What Consumers Consider When Buying Snacks

  • 43% of US consumers say the price is the most important attribute of a salty snack compared to 37% in 2022.
  • 40% of US consumers say flavor and brand familiarity remain the most important attributes in a salty snack
  • 67% of US consumers choose snacks while relaxing and to satisfy a craving
  • 38% of Gen Z and 39% of Millennials choose snacks to relieve boredom, and 34% of Millennials choose snacks to relieve stress.

Consumers say they have increased consumption in the last year across all salty snack segments, with top growth seen across the popular cheese-flavored snacks (+6%), microwavable popcorn (+7%), and corn snacks (+8%) sectors, as well as the less mainstream snacks segment, including chips/puffs made from vegetables, beans, or ancient grains (+7%), suggesting that consumers are reaching for a mix of familiar and exciting.

“Retailers also have a prime opportunity to provide value in their private-label salty snack offerings while showcasing that private brands can deliver on flavor and innovation. Winning brands will need a crave-worthy flavor experience at the forefront, with a foundation of comfort,” Olsen added.

Salty Snacks Are Meeting Emotional Needs

Mintel research reveals that salty snacks are meeting more specific emotional needs for consumers, as over two-thirds choose snacks for relaxing and to satisfy a craving (67% respectively), outpacing hunger as a motivator (58%).

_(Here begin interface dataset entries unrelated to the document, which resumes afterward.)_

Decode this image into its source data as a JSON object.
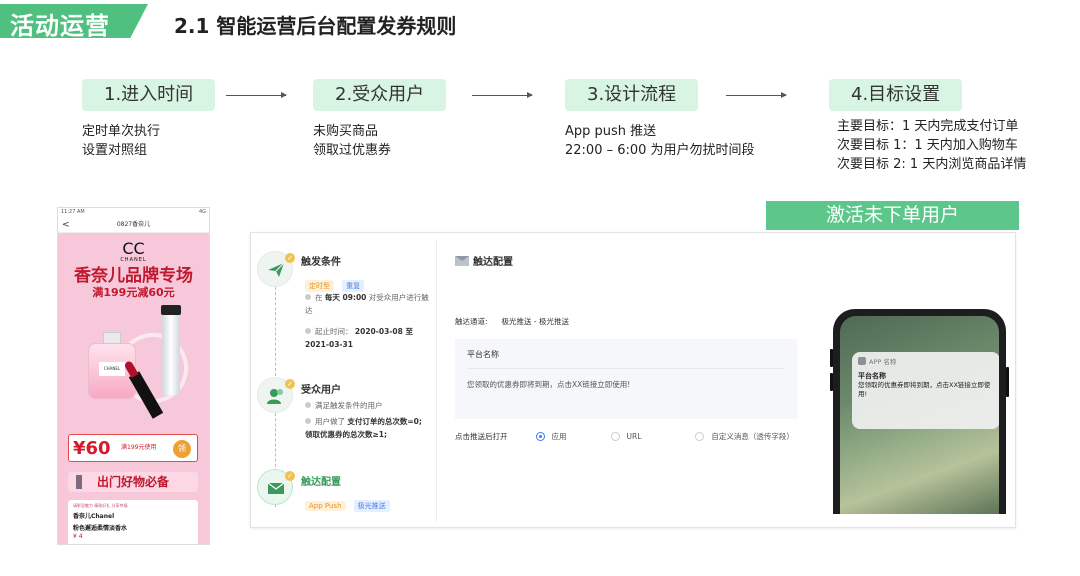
{
  "header": {
    "section_tag": "活动运营",
    "title": "2.1 智能运营后台配置发券规则"
  },
  "steps": [
    {
      "label": "1.进入时间",
      "lines": [
        "定时单次执行",
        "设置对照组"
      ]
    },
    {
      "label": "2.受众用户",
      "lines": [
        "未购买商品",
        "领取过优惠券"
      ]
    },
    {
      "label": "3.设计流程",
      "lines": [
        "App push 推送",
        "22:00 – 6:00 为用户勿扰时间段"
      ]
    },
    {
      "label": "4.目标设置",
      "lines": [
        "主要目标：1 天内完成支付订单",
        "次要目标 1：1 天内加入购物车",
        "次要目标 2: 1 天内浏览商品详情"
      ]
    }
  ],
  "banner": "激活未下单用户",
  "phone_shot": {
    "status_left": "11:27 AM",
    "status_right": "4G",
    "nav_title": "0827香奈儿",
    "back": "<",
    "logo_glyph": "CC",
    "logo_text": "CHANEL",
    "title": "香奈儿品牌专场",
    "subtitle": "满199元减60元",
    "bottle_label": "CHANEL",
    "coupon_amount": "¥60",
    "coupon_condition": "满199元使用",
    "coupon_button": "领",
    "strip": "出门好物必备",
    "card_top": "请彰显魅力 精致好礼 分享幸福",
    "card_name1": "香奈儿Chanel",
    "card_name2": "粉色邂逅柔情淡香水",
    "card_price": "¥ 4"
  },
  "config": {
    "trigger": {
      "title": "触发条件",
      "tags": [
        "定时型",
        "重复"
      ],
      "line1": "在",
      "line1_bold": "每天 09:00",
      "line1_rest": "对受众用户进行触达",
      "line2_label": "起止时间：",
      "line2_value": "2020-03-08 至 2021-03-31"
    },
    "audience": {
      "title": "受众用户",
      "line1": "满足触发条件的用户",
      "line2_prefix": "用户做了",
      "line2_bold": "支付订单的总次数=0; 领取优惠券的总次数≥1;"
    },
    "reach": {
      "title": "触达配置",
      "tags": [
        "App Push",
        "极光推送"
      ]
    },
    "detail": {
      "title": "触达配置",
      "channel_label": "触达通道:",
      "channel_value": "极光推送 - 极光推送",
      "platform_name": "平台名称",
      "message": "您领取的优惠券即将到期，点击XX链接立即使用!",
      "open_label": "点击推送后打开",
      "options": [
        "应用",
        "URL",
        "自定义消息（透传字段）"
      ],
      "selected": "应用"
    }
  },
  "phone": {
    "app_name": "APP 名称",
    "platform_name": "平台名称",
    "message": "您领取的优惠券即将到期，点击XX链接立即使用!"
  },
  "colors": {
    "accent": "#4fc07f",
    "pill_bg": "#d8f4e2",
    "brand_red": "#c0182f",
    "radio_blue": "#3b7ef0"
  }
}
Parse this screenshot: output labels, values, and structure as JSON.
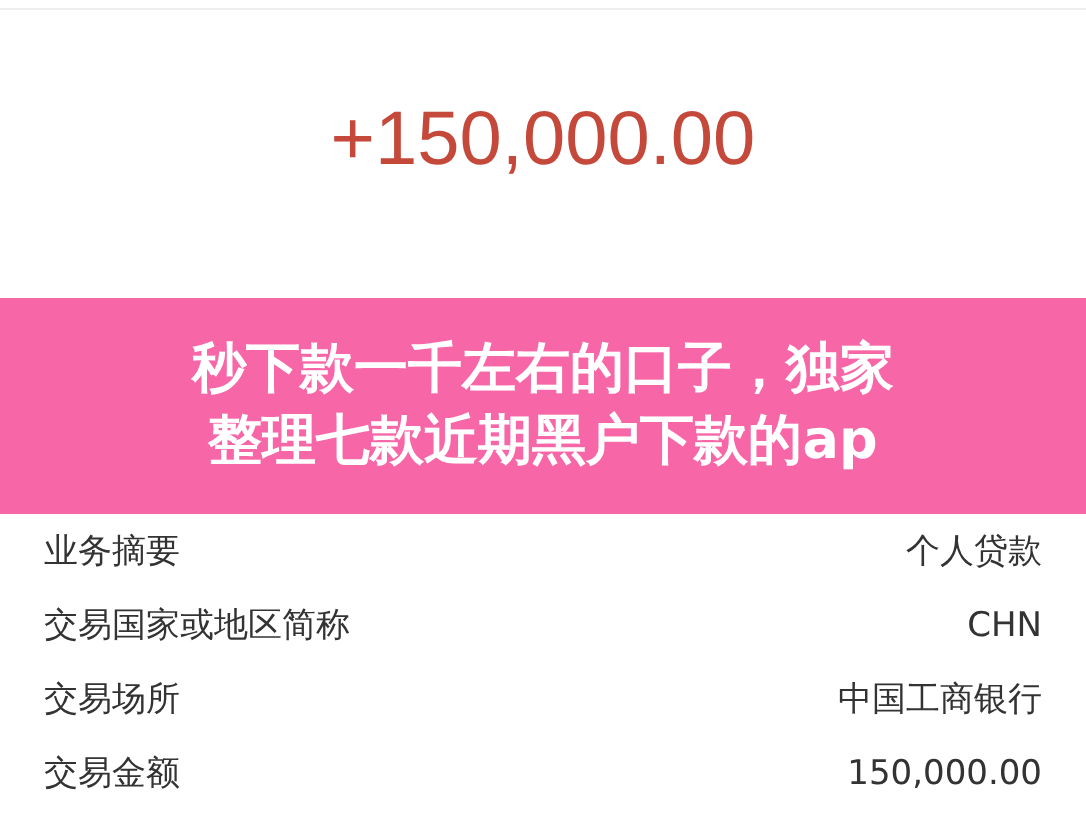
{
  "amount": "+150,000.00",
  "banner": {
    "lines": [
      "秒下款一千左右的口子，独家",
      "整理七款近期黑户下款的ap"
    ]
  },
  "rows": [
    {
      "label": "业务摘要",
      "value": "个人贷款"
    },
    {
      "label": "交易国家或地区简称",
      "value": "CHN"
    },
    {
      "label": "交易场所",
      "value": "中国工商银行"
    },
    {
      "label": "交易金额",
      "value": "150,000.00"
    }
  ]
}
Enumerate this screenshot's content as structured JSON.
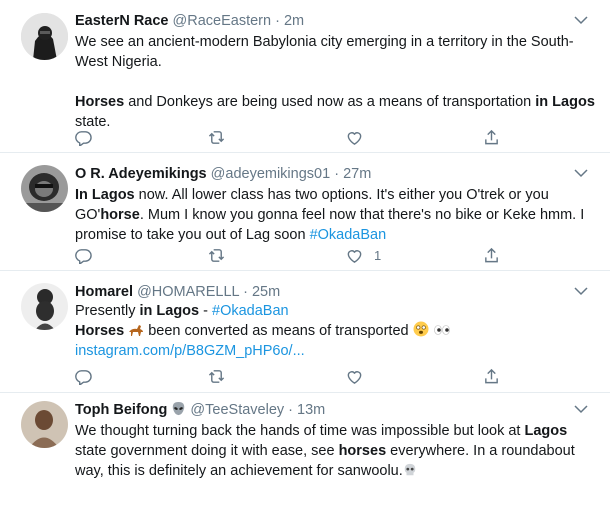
{
  "tweets": [
    {
      "name": "EasterN Race",
      "handle": "@RaceEastern",
      "time": "2m",
      "p1": "We see an ancient-modern Babylonia city emerging in a territory in the South-West Nigeria.",
      "p2a": "Horses",
      "p2b": " and Donkeys are being used now as a means of transportation ",
      "p2c": "in Lagos",
      "p2d": " state."
    },
    {
      "name": "O R. Adeyemikings",
      "handle": "@adeyemikings01",
      "time": "27m",
      "t1": "In Lagos",
      "t2": " now. All lower class has two options. It's either you O'trek or you GO'",
      "t3": "horse",
      "t4": ". Mum I know you gonna feel now that there's no bike or Keke hmm. I promise to take you out of Lag soon ",
      "hashtag": "#OkadaBan",
      "like_count": "1"
    },
    {
      "name": "Homarel",
      "handle": "@HOMARELLL",
      "time": "25m",
      "l1a": "Presently ",
      "l1b": "in Lagos",
      "l1c": " - ",
      "hashtag": "#OkadaBan",
      "l2a": "Horses",
      "l2b": " been converted as means of transported ",
      "url": "instagram.com/p/B8GZM_pHP6o/..."
    },
    {
      "name": "Toph Beifong",
      "handle": "@TeeStaveley",
      "time": "13m",
      "t1": "We thought turning back the hands of time was impossible but look at ",
      "t2": "Lagos",
      "t3": " state government doing it with ease, see ",
      "t4": "horses",
      "t5": " everywhere. In a roundabout way, this is definitely an achievement for sanwoolu."
    }
  ],
  "separator": " · ",
  "icons": {
    "reply": "reply-icon",
    "retweet": "retweet-icon",
    "like": "heart-icon",
    "share": "share-icon",
    "caret": "chevron-down-icon"
  },
  "colors": {
    "link": "#1b95e0",
    "muted": "#657786",
    "border": "#e6ecf0"
  }
}
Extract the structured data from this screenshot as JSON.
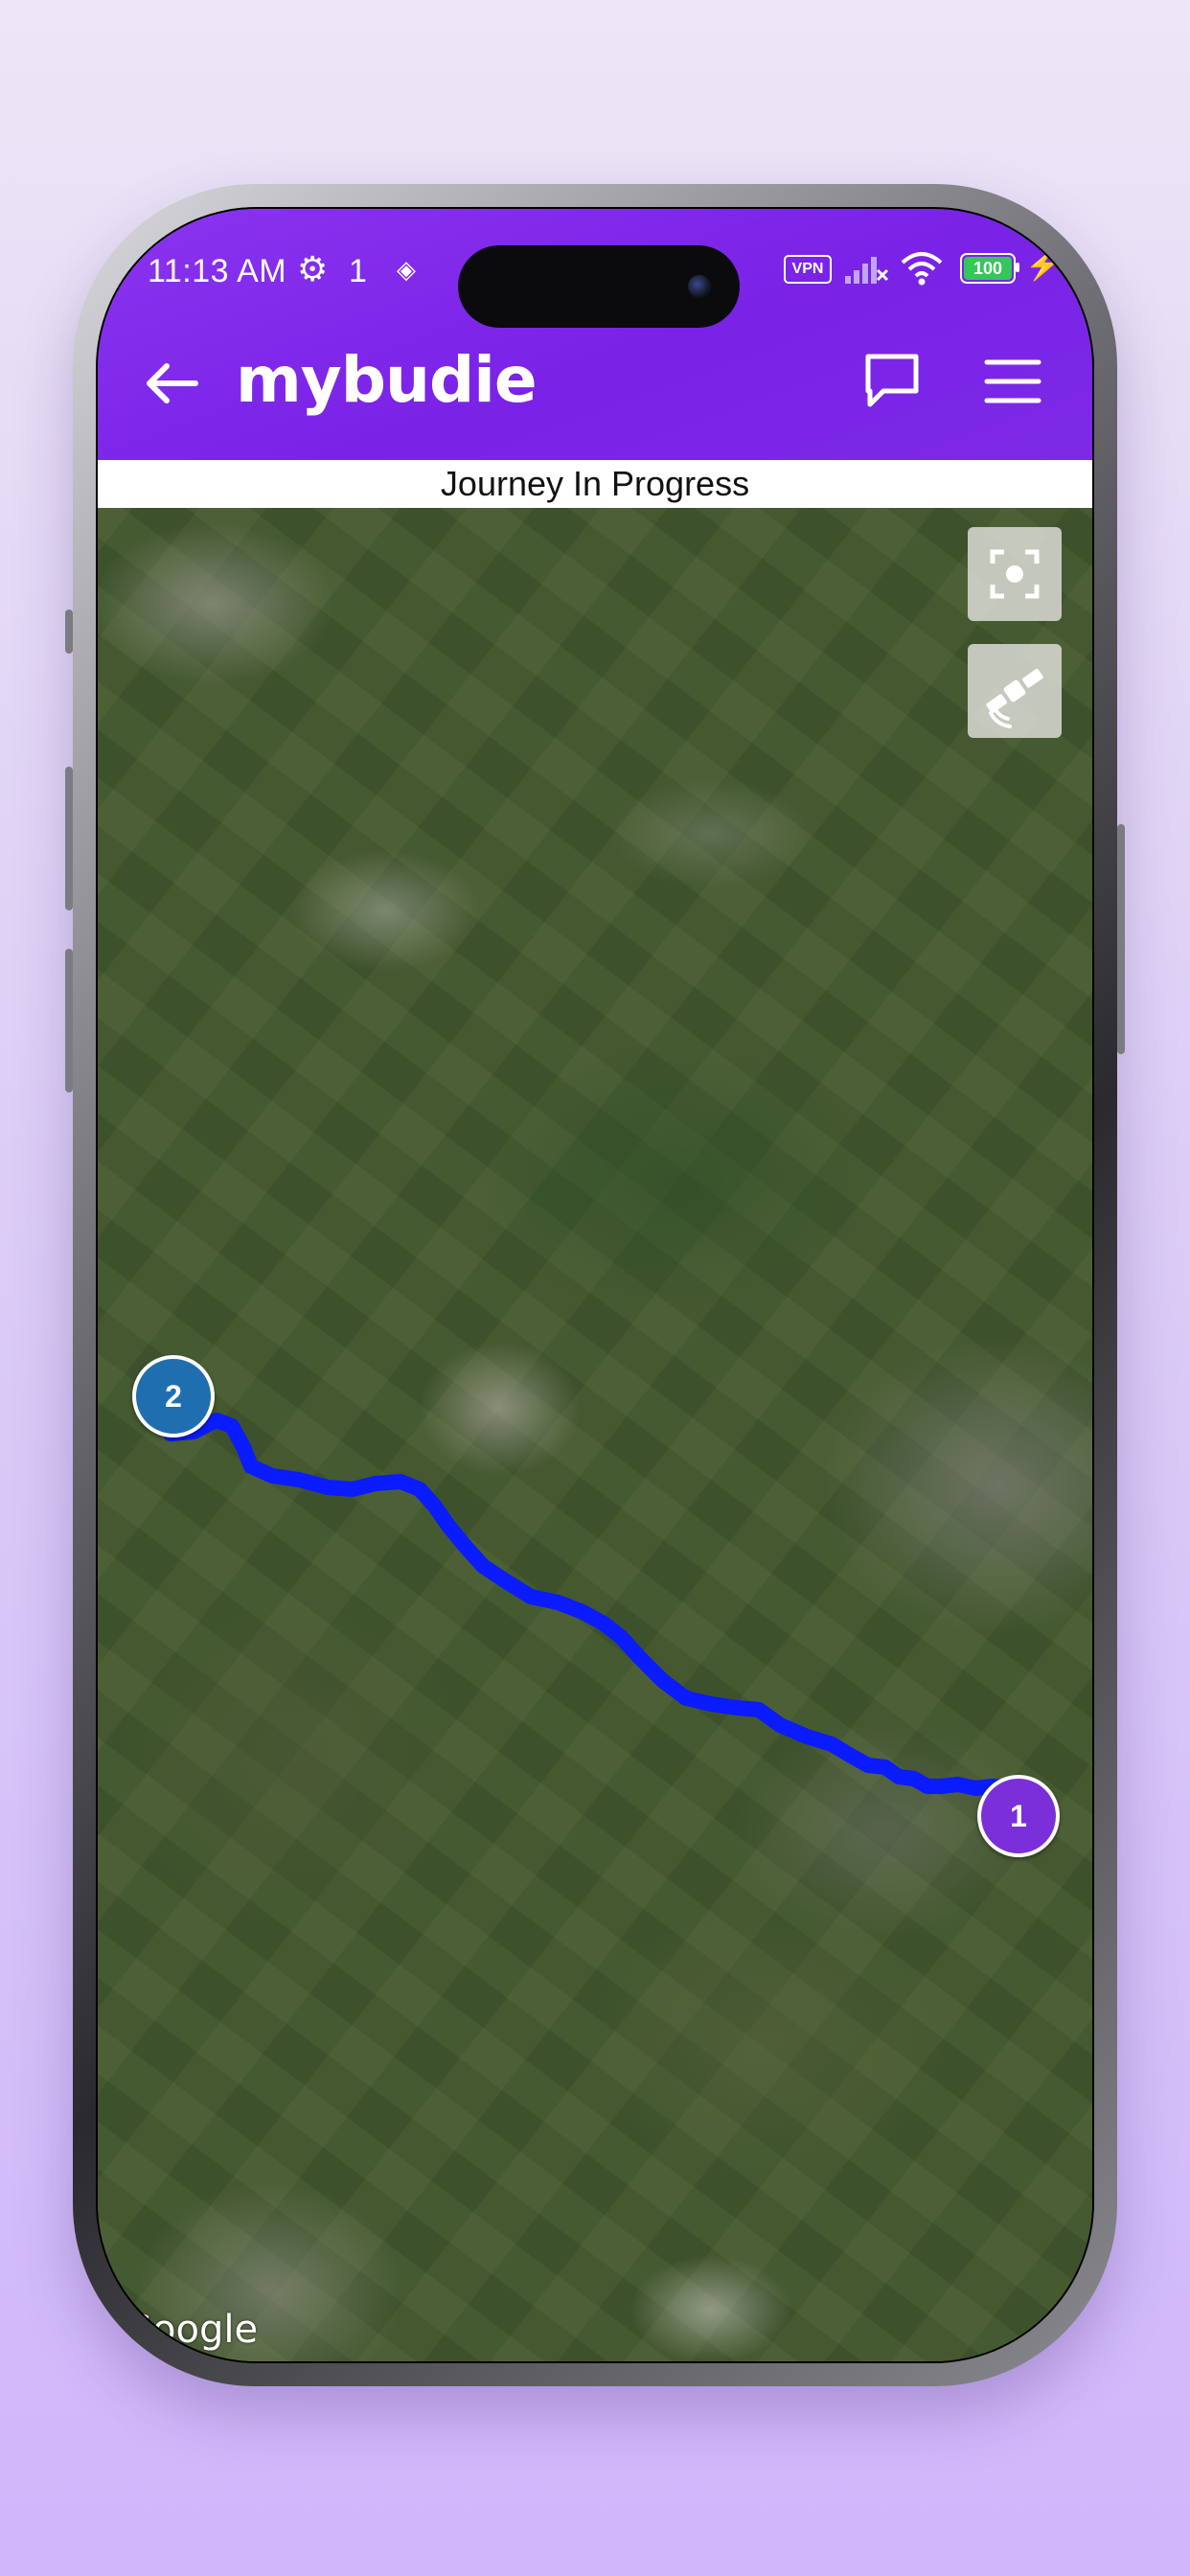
{
  "status_bar": {
    "time": "11:13 AM",
    "notification_count": "1",
    "vpn_label": "VPN",
    "battery_level": "100"
  },
  "header": {
    "logo": "mybudie",
    "back_icon": "arrow-left-icon",
    "chat_icon": "chat-bubble-icon",
    "menu_icon": "hamburger-menu-icon",
    "brand_color": "#7a22e6"
  },
  "journey": {
    "status_text": "Journey In Progress"
  },
  "map": {
    "type": "satellite",
    "controls": [
      {
        "name": "locate",
        "icon": "crosshair-focus-icon"
      },
      {
        "name": "satellite",
        "icon": "satellite-icon"
      }
    ],
    "markers": [
      {
        "label": "1",
        "color": "#7a2fd8"
      },
      {
        "label": "2",
        "color": "#1f6fb0"
      }
    ],
    "route_color": "#0a1bff",
    "attribution": "Google"
  }
}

For younger generations, the emotional appeal is even more defined – and it’s on the rise. Two in five Millennials (39%) choose snacks to relieve boredom – a nearly 10 percentage point increase (30%) since 2018. What’s more, a third of Millennials (34%) choose snacks to relieve stress today, compared to 24% of Millennials five years ago.

“As consumers continue to navigate stressful and evolving times, salty snacks can be there to help them slow down and even relieve stress. Salty snacks are winning in their ability to satisfy cravings and meet emotional needs, expanding their role beyond a quick hunger-satisfying solution. They must be versatile in their ability to meet different occasions, but at the base, they must simply bring consumers joy. Brands must continue to help consumers make positive associations with snacks to further encourage permissibility on different occasions as well as facilitate an experience that meets more emotional needs like a snack positioned for self-care,” concluded Olsen.